TASK DESCRIPTION. Give the listing below again exactly, but without any of its pictures.

*** Opening RECORDS FOR THE EXERCISE ***

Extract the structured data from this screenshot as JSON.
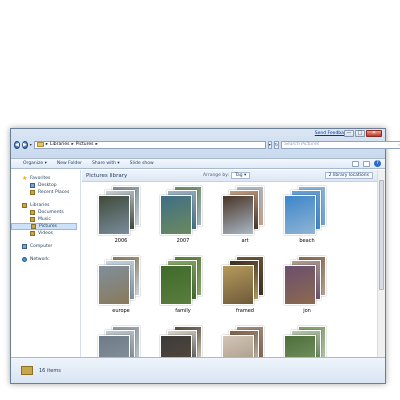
{
  "window": {
    "feedback_link": "Send Feedback",
    "minimize": "—",
    "maximize": "□",
    "close": "✕"
  },
  "navigation": {
    "back": "◀",
    "forward": "▶",
    "dropdown": "▾",
    "breadcrumb": [
      "Libraries",
      "Pictures"
    ],
    "separator": "▸",
    "refresh": "↻",
    "search_placeholder": "Search Pictures"
  },
  "toolbar": {
    "organize": "Organize ▾",
    "new_folder": "New Folder",
    "share_with": "Share with ▾",
    "slide_show": "Slide show",
    "help": "?"
  },
  "sidebar": {
    "favorites": {
      "label": "Favorites",
      "items": [
        "Desktop",
        "Recent Places"
      ]
    },
    "libraries": {
      "label": "Libraries",
      "items": [
        "Documents",
        "Music",
        "Pictures",
        "Videos"
      ],
      "active": "Pictures"
    },
    "computer": "Computer",
    "network": "Network"
  },
  "library": {
    "title": "Pictures library",
    "arrange_by_label": "Arrange by:",
    "arrange_by_value": "Tag ▾",
    "locations": "2 library locations"
  },
  "tiles": [
    {
      "label": "2006",
      "colors": [
        "#7a8d9c",
        "#c9cfd6",
        "#3f4a3a"
      ]
    },
    {
      "label": "2007",
      "colors": [
        "#6b8a5e",
        "#9fb3c4",
        "#3f6e86"
      ]
    },
    {
      "label": "art",
      "colors": [
        "#a9b8c4",
        "#c49e83",
        "#4a3528"
      ]
    },
    {
      "label": "beach",
      "colors": [
        "#8fb4d6",
        "#6aa0d2",
        "#3d86c9"
      ]
    },
    {
      "label": "europe",
      "colors": [
        "#8a7a5a",
        "#c7d4de",
        "#7f8f9c"
      ]
    },
    {
      "label": "family",
      "colors": [
        "#5b7d3e",
        "#8aa66a",
        "#3e6a2b"
      ]
    },
    {
      "label": "framed",
      "colors": [
        "#6e5a3a",
        "#3b2e1f",
        "#b59a5c"
      ]
    },
    {
      "label": "jon",
      "colors": [
        "#8c6a4f",
        "#b09f8e",
        "#6b4f6e"
      ]
    },
    {
      "label": "",
      "colors": [
        "#8c98a4",
        "#c2c8ce",
        "#6d7b86"
      ]
    },
    {
      "label": "",
      "colors": [
        "#5a4a3a",
        "#dcd6cc",
        "#3b3b3b"
      ]
    },
    {
      "label": "",
      "colors": [
        "#a28d7a",
        "#7a5e48",
        "#d1c6b8"
      ]
    },
    {
      "label": "",
      "colors": [
        "#7f9c6a",
        "#b7c7b0",
        "#4d6e3c"
      ]
    }
  ],
  "status": {
    "item_count": "16 items"
  }
}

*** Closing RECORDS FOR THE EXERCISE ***

OUTPUT FOR THIS EXERCISE.
Extract the structured data from this screenshot as JSON.
{
  "window": {
    "feedback_link": "Send Feedback",
    "minimize": "—",
    "maximize": "□",
    "close": "✕"
  },
  "navigation": {
    "back": "◀",
    "forward": "▶",
    "dropdown": "▾",
    "breadcrumb": [
      "Libraries",
      "Pictures"
    ],
    "separator": "▸",
    "refresh": "↻",
    "search_placeholder": "Search Pictures"
  },
  "toolbar": {
    "organize": "Organize ▾",
    "new_folder": "New Folder",
    "share_with": "Share with ▾",
    "slide_show": "Slide show",
    "help": "?"
  },
  "sidebar": {
    "favorites": {
      "label": "Favorites",
      "items": [
        "Desktop",
        "Recent Places"
      ]
    },
    "libraries": {
      "label": "Libraries",
      "items": [
        "Documents",
        "Music",
        "Pictures",
        "Videos"
      ],
      "active": "Pictures"
    },
    "computer": "Computer",
    "network": "Network"
  },
  "library": {
    "title": "Pictures library",
    "arrange_by_label": "Arrange by:",
    "arrange_by_value": "Tag ▾",
    "locations": "2 library locations"
  },
  "tiles": [
    {
      "label": "2006",
      "colors": [
        "#7a8d9c",
        "#c9cfd6",
        "#3f4a3a"
      ]
    },
    {
      "label": "2007",
      "colors": [
        "#6b8a5e",
        "#9fb3c4",
        "#3f6e86"
      ]
    },
    {
      "label": "art",
      "colors": [
        "#a9b8c4",
        "#c49e83",
        "#4a3528"
      ]
    },
    {
      "label": "beach",
      "colors": [
        "#8fb4d6",
        "#6aa0d2",
        "#3d86c9"
      ]
    },
    {
      "label": "europe",
      "colors": [
        "#8a7a5a",
        "#c7d4de",
        "#7f8f9c"
      ]
    },
    {
      "label": "family",
      "colors": [
        "#5b7d3e",
        "#8aa66a",
        "#3e6a2b"
      ]
    },
    {
      "label": "framed",
      "colors": [
        "#6e5a3a",
        "#3b2e1f",
        "#b59a5c"
      ]
    },
    {
      "label": "jon",
      "colors": [
        "#8c6a4f",
        "#b09f8e",
        "#6b4f6e"
      ]
    },
    {
      "label": "",
      "colors": [
        "#8c98a4",
        "#c2c8ce",
        "#6d7b86"
      ]
    },
    {
      "label": "",
      "colors": [
        "#5a4a3a",
        "#dcd6cc",
        "#3b3b3b"
      ]
    },
    {
      "label": "",
      "colors": [
        "#a28d7a",
        "#7a5e48",
        "#d1c6b8"
      ]
    },
    {
      "label": "",
      "colors": [
        "#7f9c6a",
        "#b7c7b0",
        "#4d6e3c"
      ]
    }
  ],
  "status": {
    "item_count": "16 items"
  }
}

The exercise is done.